'Biased and Unscientific'
One Can't Take Stories of 'Ex-Gay' Change at Face Value
Right-Wing Activists are Among Those Hoping to 'Change'
By Wayne Besen
Associate Director of Communications,
Human Rights Campaign
The most obvious flaw in Spitzer's study was the clear role played by these groups. The "ex-gay" ministries referred 43 percent of the subjects to Spitzer.
The anti-gay National Association for the Research and Therapy of Homosexuality referred 23 percent. Unbelievably, among the subjects were right-wing activists and lobbyists.
For example, anti-gay activist Anthony Falzarano, who has lobbied against gay civil rights legislation in Maine, Louisiana, Maryland as well as in countless major media appearances, was among the 200 participants in Spitzer's study.

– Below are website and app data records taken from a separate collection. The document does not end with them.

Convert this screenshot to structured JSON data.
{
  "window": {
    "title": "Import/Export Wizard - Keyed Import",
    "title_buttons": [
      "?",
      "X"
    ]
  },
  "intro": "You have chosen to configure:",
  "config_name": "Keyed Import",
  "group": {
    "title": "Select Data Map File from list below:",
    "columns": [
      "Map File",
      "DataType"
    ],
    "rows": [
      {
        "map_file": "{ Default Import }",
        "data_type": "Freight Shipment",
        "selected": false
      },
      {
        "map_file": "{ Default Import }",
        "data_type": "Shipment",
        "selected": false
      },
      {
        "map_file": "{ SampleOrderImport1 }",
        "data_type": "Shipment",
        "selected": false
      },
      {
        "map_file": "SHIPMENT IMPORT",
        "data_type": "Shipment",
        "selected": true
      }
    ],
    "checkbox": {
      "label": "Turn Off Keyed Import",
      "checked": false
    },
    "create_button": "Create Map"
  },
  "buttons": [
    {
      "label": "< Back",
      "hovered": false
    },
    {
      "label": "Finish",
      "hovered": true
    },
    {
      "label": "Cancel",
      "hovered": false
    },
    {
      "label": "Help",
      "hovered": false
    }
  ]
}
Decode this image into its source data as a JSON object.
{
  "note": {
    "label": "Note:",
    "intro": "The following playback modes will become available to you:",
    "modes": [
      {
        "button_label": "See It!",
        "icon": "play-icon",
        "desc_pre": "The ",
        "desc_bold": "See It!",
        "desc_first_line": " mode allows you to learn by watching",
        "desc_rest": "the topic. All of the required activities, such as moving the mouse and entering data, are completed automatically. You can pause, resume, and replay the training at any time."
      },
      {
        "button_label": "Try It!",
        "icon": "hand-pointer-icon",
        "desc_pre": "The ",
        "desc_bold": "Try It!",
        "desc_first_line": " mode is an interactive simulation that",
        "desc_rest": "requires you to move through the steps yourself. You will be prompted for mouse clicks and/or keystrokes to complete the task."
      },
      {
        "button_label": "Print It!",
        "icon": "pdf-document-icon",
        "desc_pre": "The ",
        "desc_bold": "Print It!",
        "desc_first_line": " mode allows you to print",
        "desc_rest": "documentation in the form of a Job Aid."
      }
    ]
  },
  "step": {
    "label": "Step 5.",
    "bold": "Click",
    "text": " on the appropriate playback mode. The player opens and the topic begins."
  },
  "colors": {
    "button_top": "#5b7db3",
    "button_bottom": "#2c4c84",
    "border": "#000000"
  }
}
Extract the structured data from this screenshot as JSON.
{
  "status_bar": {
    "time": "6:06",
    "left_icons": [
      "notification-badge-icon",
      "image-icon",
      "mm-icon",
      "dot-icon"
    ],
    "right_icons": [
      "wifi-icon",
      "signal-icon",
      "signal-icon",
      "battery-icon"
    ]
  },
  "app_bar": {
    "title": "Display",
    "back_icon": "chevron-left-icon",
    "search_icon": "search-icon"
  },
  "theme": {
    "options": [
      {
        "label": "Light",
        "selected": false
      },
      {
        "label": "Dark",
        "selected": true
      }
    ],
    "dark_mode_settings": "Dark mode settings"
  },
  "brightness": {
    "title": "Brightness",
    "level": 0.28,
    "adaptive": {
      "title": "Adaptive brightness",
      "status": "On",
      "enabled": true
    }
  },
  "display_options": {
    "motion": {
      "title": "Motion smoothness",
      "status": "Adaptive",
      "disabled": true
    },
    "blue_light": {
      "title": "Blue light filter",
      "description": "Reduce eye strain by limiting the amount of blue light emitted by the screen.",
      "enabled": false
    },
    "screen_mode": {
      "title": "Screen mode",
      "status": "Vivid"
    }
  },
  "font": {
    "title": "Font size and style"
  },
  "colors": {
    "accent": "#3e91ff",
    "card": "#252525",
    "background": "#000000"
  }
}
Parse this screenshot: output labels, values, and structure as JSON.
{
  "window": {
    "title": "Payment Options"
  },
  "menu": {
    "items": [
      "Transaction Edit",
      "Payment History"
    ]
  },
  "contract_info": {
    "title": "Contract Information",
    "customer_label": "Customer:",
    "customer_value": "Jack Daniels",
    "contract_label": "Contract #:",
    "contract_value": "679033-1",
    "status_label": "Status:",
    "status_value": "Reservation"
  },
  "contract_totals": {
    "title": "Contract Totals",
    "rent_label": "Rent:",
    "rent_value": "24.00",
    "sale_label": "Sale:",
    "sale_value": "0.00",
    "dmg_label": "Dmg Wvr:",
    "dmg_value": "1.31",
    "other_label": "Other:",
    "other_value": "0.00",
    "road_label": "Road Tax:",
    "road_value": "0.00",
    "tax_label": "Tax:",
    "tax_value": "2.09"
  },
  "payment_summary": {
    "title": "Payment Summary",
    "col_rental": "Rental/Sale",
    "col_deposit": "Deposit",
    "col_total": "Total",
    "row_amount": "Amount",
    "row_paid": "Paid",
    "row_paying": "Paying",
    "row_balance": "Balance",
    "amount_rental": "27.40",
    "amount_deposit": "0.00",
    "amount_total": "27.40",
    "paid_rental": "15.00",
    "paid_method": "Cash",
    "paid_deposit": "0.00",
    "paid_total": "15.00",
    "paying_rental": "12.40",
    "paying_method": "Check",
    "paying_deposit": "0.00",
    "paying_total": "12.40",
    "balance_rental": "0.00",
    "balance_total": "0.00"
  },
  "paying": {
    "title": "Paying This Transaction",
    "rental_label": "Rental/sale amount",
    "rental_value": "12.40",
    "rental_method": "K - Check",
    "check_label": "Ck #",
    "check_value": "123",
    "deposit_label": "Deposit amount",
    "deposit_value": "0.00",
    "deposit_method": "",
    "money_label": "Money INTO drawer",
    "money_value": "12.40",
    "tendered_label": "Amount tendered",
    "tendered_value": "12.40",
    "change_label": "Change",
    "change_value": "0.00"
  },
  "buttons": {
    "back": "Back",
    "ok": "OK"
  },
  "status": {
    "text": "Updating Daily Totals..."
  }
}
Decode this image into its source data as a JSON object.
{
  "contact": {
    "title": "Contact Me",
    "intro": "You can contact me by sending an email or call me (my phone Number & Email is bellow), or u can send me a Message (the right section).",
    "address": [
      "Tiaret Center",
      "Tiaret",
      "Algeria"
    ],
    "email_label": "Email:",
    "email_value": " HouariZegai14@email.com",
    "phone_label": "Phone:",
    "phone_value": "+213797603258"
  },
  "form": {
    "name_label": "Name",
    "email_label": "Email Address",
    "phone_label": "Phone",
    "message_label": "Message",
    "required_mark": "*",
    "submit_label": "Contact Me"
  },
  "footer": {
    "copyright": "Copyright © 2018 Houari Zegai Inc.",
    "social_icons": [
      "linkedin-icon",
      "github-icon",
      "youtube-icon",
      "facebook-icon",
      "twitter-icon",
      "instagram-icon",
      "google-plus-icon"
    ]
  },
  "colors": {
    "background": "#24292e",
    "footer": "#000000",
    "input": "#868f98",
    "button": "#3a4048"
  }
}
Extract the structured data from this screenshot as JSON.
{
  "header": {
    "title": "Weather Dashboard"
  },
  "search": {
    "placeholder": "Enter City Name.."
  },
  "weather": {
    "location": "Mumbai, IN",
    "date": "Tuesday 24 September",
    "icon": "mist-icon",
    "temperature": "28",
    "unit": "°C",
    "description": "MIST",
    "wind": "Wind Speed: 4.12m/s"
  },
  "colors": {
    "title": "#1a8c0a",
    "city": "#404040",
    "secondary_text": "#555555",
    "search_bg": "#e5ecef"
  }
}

Falzarano told CBS News that Satan "uses homosexuals as pawns and then he kills them." Surely, reasonable people can agree that Spitzer's inclusion of Falzarano is not a reasonable step toward conducting an objective scientific study.
But the results show quite the opposite. Even though study participants were a hand-selected sample of activists--with 78 percent having spoken out publicly about conversion therapy--only 17 percent of the men and 55 percent of the women characterized themselves as 100percent heterosexual after at least five years of therapy.
Additionally, 56 percent of the men and 18 percent of the women still said they fantasized about the same sex.
Most people would not objectively define these people as straight. Anti-gay activists have long claimed that tens of thousands of people have gone from gay to straight.
But after a review of the most "successful" 200 cases, it is clear that the failure rate of conversion therapy is extraordinarily high. This is why Spitzer acknowledged having "great difficulty" in finding non-religious therapists able to refer clients whom had successfully changed their sexual orientation.
It is also unclear whether many of the study's subjects are actually gay. Forty percent of the men and 60 percent of the women acknowledged some attraction to the opposite sex before therapy. Twenty percent of the male participants and 40 percent of females had little or no sexual attraction to the same sex as teens.
What is clear is that most of the subjects were under extreme duress. And they may have been coerced into claiming they were heterosexuals. Further, a disproportionate number--37 percent--of them were suicidal before therapy. Religious pressure also figured prominent in attempts to change -- 93 percent of the subjects said that religion was extremely important in their lives.
Another study released this week, by Ariel Shidlo and Michael Schroeder, represents a more realistic picture of conversion therapy efforts.
The New York psychologists studied 202 subjects who tried to change their sexual orientation, and found that 97 percent failed to change in any meaningful way. And of the 3 percent who claimed to have fully changed, all but one made their living as "conversion" counselors, thus reflecting possible bias.
Until society is free from anti-gay prejudice, people will feel compelled or be coerced into attempting to change. And they will claim success even if it has failed to occur.
While new research on this controversial subject is welcome, Spitzer's study does not further enhance the current debate in any substantial or meaningful way. It only offers an unscientific study that is long on right-wing political influence and woefully short of objective data.